===== Data for this task =====

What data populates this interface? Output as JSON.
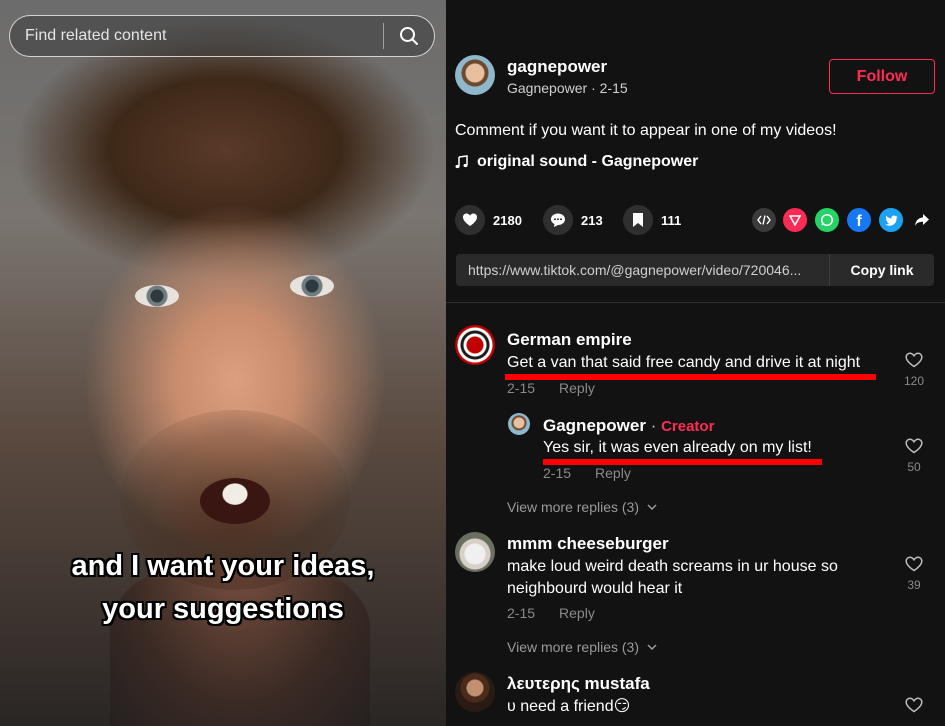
{
  "search": {
    "placeholder": "Find related content"
  },
  "video": {
    "caption_line1": "and I want your ideas,",
    "caption_line2": "your suggestions"
  },
  "author": {
    "username": "gagnepower",
    "display": "Gagnepower",
    "date": "2-15",
    "follow_label": "Follow"
  },
  "post": {
    "description": "Comment if you want it to appear in one of my videos!",
    "sound": "original sound - Gagnepower"
  },
  "stats": {
    "likes": "2180",
    "comments": "213",
    "saves": "111"
  },
  "link": {
    "url": "https://www.tiktok.com/@gagnepower/video/720046...",
    "copy_label": "Copy link"
  },
  "comments": [
    {
      "name": "German empire",
      "text": "Get a van that said free candy and drive it at night",
      "date": "2-15",
      "reply_label": "Reply",
      "likes": "120",
      "reply": {
        "name": "Gagnepower",
        "dot": " · ",
        "badge": "Creator",
        "text": "Yes sir, it was even already on my list!",
        "date": "2-15",
        "reply_label": "Reply",
        "likes": "50"
      },
      "view_more": "View more replies (3)"
    },
    {
      "name": "mmm cheeseburger",
      "text": "make loud weird death screams in ur house so neighbourd would hear it",
      "date": "2-15",
      "reply_label": "Reply",
      "likes": "39",
      "view_more": "View more replies (3)"
    },
    {
      "name": "λευτερης mustafa",
      "text": "υ need a friend😏"
    }
  ],
  "colors": {
    "accent": "#fe2c55",
    "highlight": "#ff0000",
    "background": "#121212"
  }
}
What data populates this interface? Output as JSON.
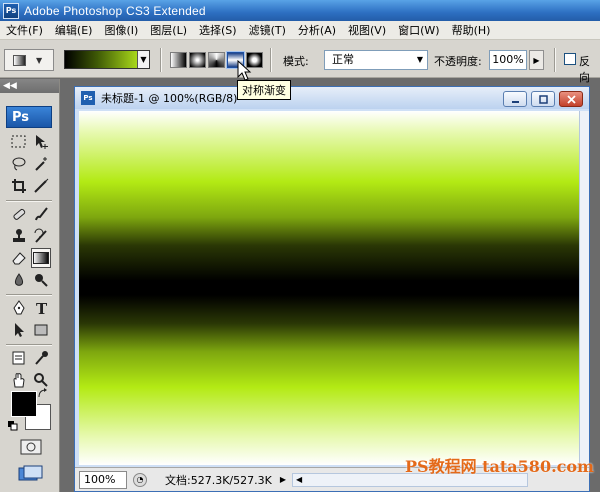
{
  "app": {
    "title": "Adobe Photoshop CS3 Extended",
    "icon_label": "Ps"
  },
  "menubar": [
    "文件(F)",
    "编辑(E)",
    "图像(I)",
    "图层(L)",
    "选择(S)",
    "滤镜(T)",
    "分析(A)",
    "视图(V)",
    "窗口(W)",
    "帮助(H)"
  ],
  "options_bar": {
    "tool_icon": "gradient-tool-icon",
    "gradient_types": [
      "linear",
      "radial",
      "angle",
      "reflected",
      "diamond"
    ],
    "active_gradient_type": "reflected",
    "mode_label": "模式:",
    "mode_value": "正常",
    "opacity_label": "不透明度:",
    "opacity_value": "100%",
    "reverse_label": "反向",
    "reverse_checked": false,
    "tooltip": "对称渐变"
  },
  "toolbox": {
    "logo": "Ps",
    "selected_tool": "gradient-tool",
    "foreground_color": "#000000",
    "background_color": "#ffffff"
  },
  "document": {
    "icon_label": "Ps",
    "title": "未标题-1 @ 100%(RGB/8)",
    "zoom": "100%",
    "doc_info": "文档:527.3K/527.3K",
    "gradient_colors": [
      "#ffffff",
      "#b3ea14",
      "#000000"
    ]
  },
  "watermark": "PS教程网 tata580.com"
}
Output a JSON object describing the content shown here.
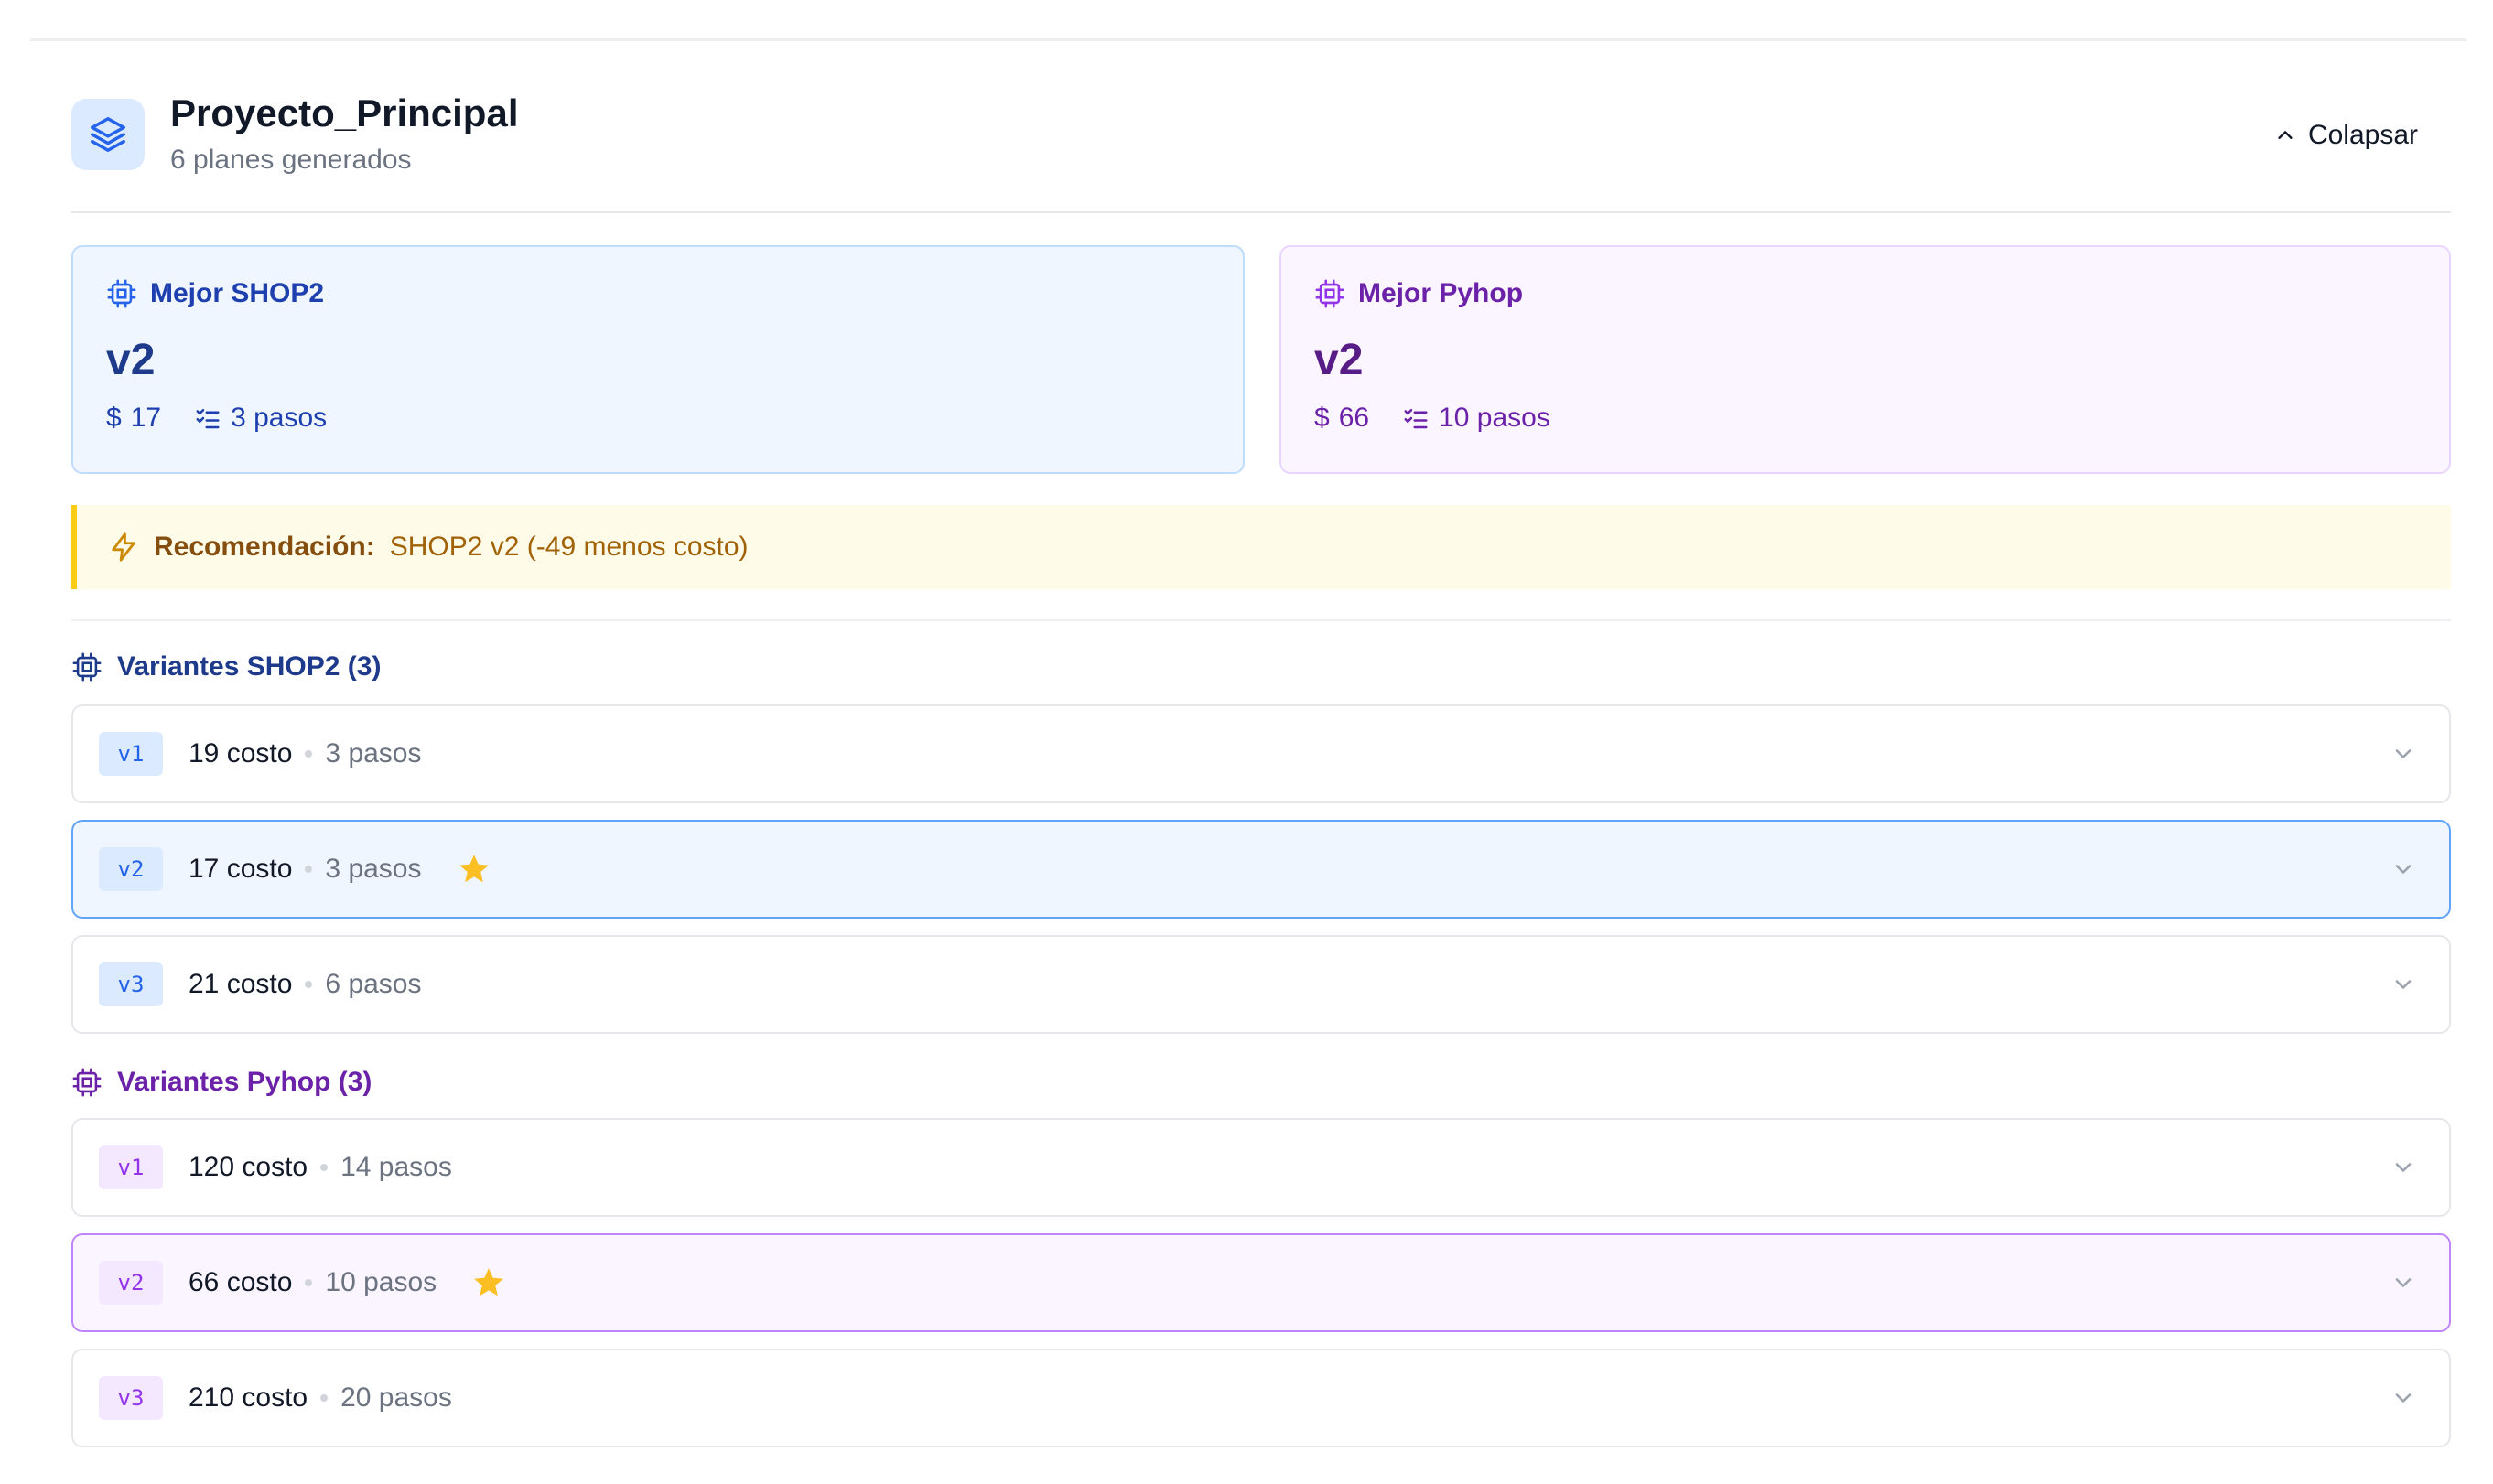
{
  "project": {
    "title": "Proyecto_Principal",
    "subtitle": "6 planes generados",
    "collapse_label": "Colapsar"
  },
  "best": {
    "shop2": {
      "title": "Mejor SHOP2",
      "version": "v2",
      "cost": "17",
      "steps": "3 pasos"
    },
    "pyhop": {
      "title": "Mejor Pyhop",
      "version": "v2",
      "cost": "66",
      "steps": "10 pasos"
    }
  },
  "recommendation": {
    "label": "Recomendación:",
    "value": "SHOP2 v2 (-49 menos costo)"
  },
  "sections": {
    "shop2": {
      "title": "Variantes SHOP2 (3)",
      "variants": [
        {
          "version": "v1",
          "cost": "19 costo",
          "steps": "3 pasos",
          "best": false
        },
        {
          "version": "v2",
          "cost": "17 costo",
          "steps": "3 pasos",
          "best": true
        },
        {
          "version": "v3",
          "cost": "21 costo",
          "steps": "6 pasos",
          "best": false
        }
      ]
    },
    "pyhop": {
      "title": "Variantes Pyhop (3)",
      "variants": [
        {
          "version": "v1",
          "cost": "120 costo",
          "steps": "14 pasos",
          "best": false
        },
        {
          "version": "v2",
          "cost": "66 costo",
          "steps": "10 pasos",
          "best": true
        },
        {
          "version": "v3",
          "cost": "210 costo",
          "steps": "20 pasos",
          "best": false
        }
      ]
    }
  },
  "icons": {
    "project": "layers-icon",
    "engine": "cpu-chip-icon",
    "cost": "dollar-icon",
    "steps": "list-checks-icon",
    "recommendation": "lightning-icon",
    "best": "star-icon",
    "expand": "chevron-down-icon",
    "collapse": "chevron-up-icon"
  },
  "colors": {
    "shop2_accent": "#2563eb",
    "pyhop_accent": "#9333ea",
    "recommendation_bg": "#fefce8",
    "recommendation_bar": "#facc15",
    "star": "#fbbf24"
  }
}
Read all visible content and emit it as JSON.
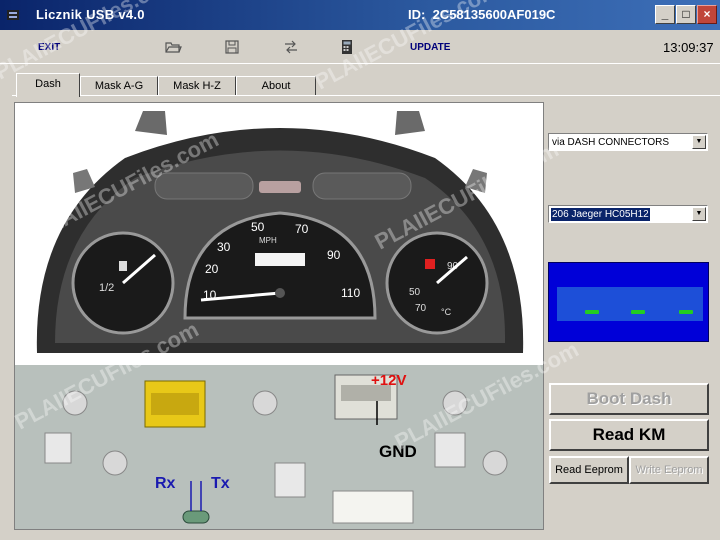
{
  "window": {
    "title": "Licznik USB v4.0",
    "id_label": "ID:",
    "id_value": "2C58135600AF019C",
    "minimize": "_",
    "maximize": "□",
    "close": "×"
  },
  "toolbar": {
    "exit_label": "EXIT",
    "update_label": "UPDATE",
    "clock": "13:09:37"
  },
  "tabs": [
    {
      "label": "Dash"
    },
    {
      "label": "Mask A-G"
    },
    {
      "label": "Mask H-Z"
    },
    {
      "label": "About"
    }
  ],
  "side": {
    "connection_select": "via DASH CONNECTORS",
    "model_select": "206 Jaeger HC05H12",
    "boot_dash": "Boot Dash",
    "read_km": "Read KM",
    "read_eeprom": "Read Eeprom",
    "write_eeprom": "Write Eeprom"
  },
  "photo": {
    "label_12v": "+12V",
    "label_gnd": "GND",
    "label_rx": "Rx",
    "label_tx": "Tx",
    "dial_mph": "MPH",
    "speed_ticks": [
      "10",
      "20",
      "30",
      "50",
      "70",
      "90",
      "110"
    ],
    "fuel_half": "1/2",
    "temp_ticks": [
      "50",
      "70",
      "90"
    ],
    "temp_unit": "°C"
  },
  "watermark": "PLAIIECUFiles.com",
  "colors": {
    "titlebar": "#0a246a",
    "lcd": "#0000d8",
    "segment": "#22cc22",
    "label_red": "#e01010",
    "label_blue": "#1a1ab0"
  }
}
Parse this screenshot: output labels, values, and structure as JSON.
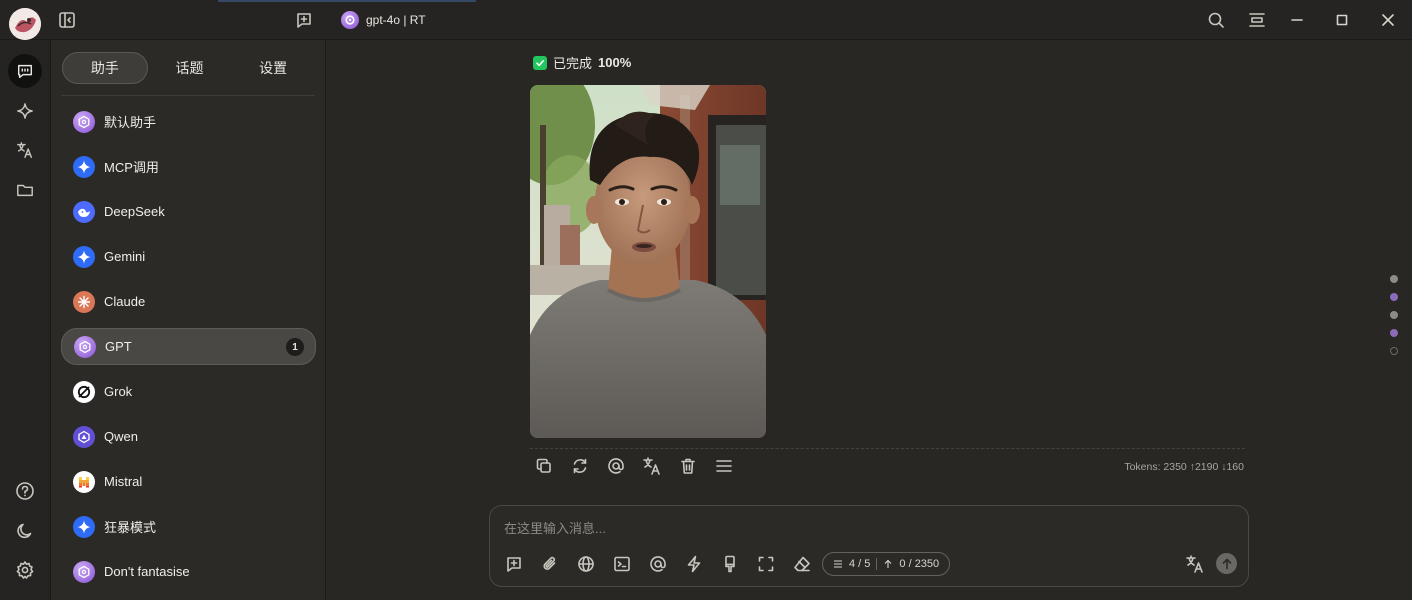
{
  "titlebar": {
    "model_label": "gpt-4o | RT"
  },
  "sidebar": {
    "tabs": [
      {
        "label": "助手",
        "active": true
      },
      {
        "label": "话题",
        "active": false
      },
      {
        "label": "设置",
        "active": false
      }
    ],
    "assistants": [
      {
        "label": "默认助手",
        "icon": "openai-icon"
      },
      {
        "label": "MCP调用",
        "icon": "sparkle-icon"
      },
      {
        "label": "DeepSeek",
        "icon": "deepseek-icon"
      },
      {
        "label": " Gemini",
        "icon": "sparkle-icon"
      },
      {
        "label": "Claude",
        "icon": "claude-icon"
      },
      {
        "label": "GPT",
        "icon": "openai-icon",
        "badge": "1",
        "active": true
      },
      {
        "label": "Grok",
        "icon": "grok-icon"
      },
      {
        "label": "Qwen",
        "icon": "qwen-icon"
      },
      {
        "label": "Mistral",
        "icon": "mistral-icon"
      },
      {
        "label": "狂暴模式",
        "icon": "sparkle-icon"
      },
      {
        "label": "Don't fantasise",
        "icon": "openai-icon"
      }
    ]
  },
  "message": {
    "status_label": "已完成",
    "status_percent": "100%",
    "image_alt": "selfie-photo",
    "tokens": "Tokens: 2350 ↑2190 ↓160"
  },
  "input": {
    "placeholder": "在这里输入消息...",
    "value": "",
    "context_count": "4 / 5",
    "token_count": "0 / 2350"
  },
  "colors": {
    "background": "#282724",
    "sidebar": "#2b2a27",
    "accent_purple": "#8b57d6",
    "success_green": "#22c55e",
    "gemini_blue": "#2f6cf5"
  }
}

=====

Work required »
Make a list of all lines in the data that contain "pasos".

Exercise result »
      "steps": "3 pasos"
      "steps": "10 pasos"
          "steps": "3 pasos",
          "steps": "3 pasos",
          "steps": "6 pasos",
          "steps": "14 pasos",
          "steps": "10 pasos",
          "steps": "20 pasos",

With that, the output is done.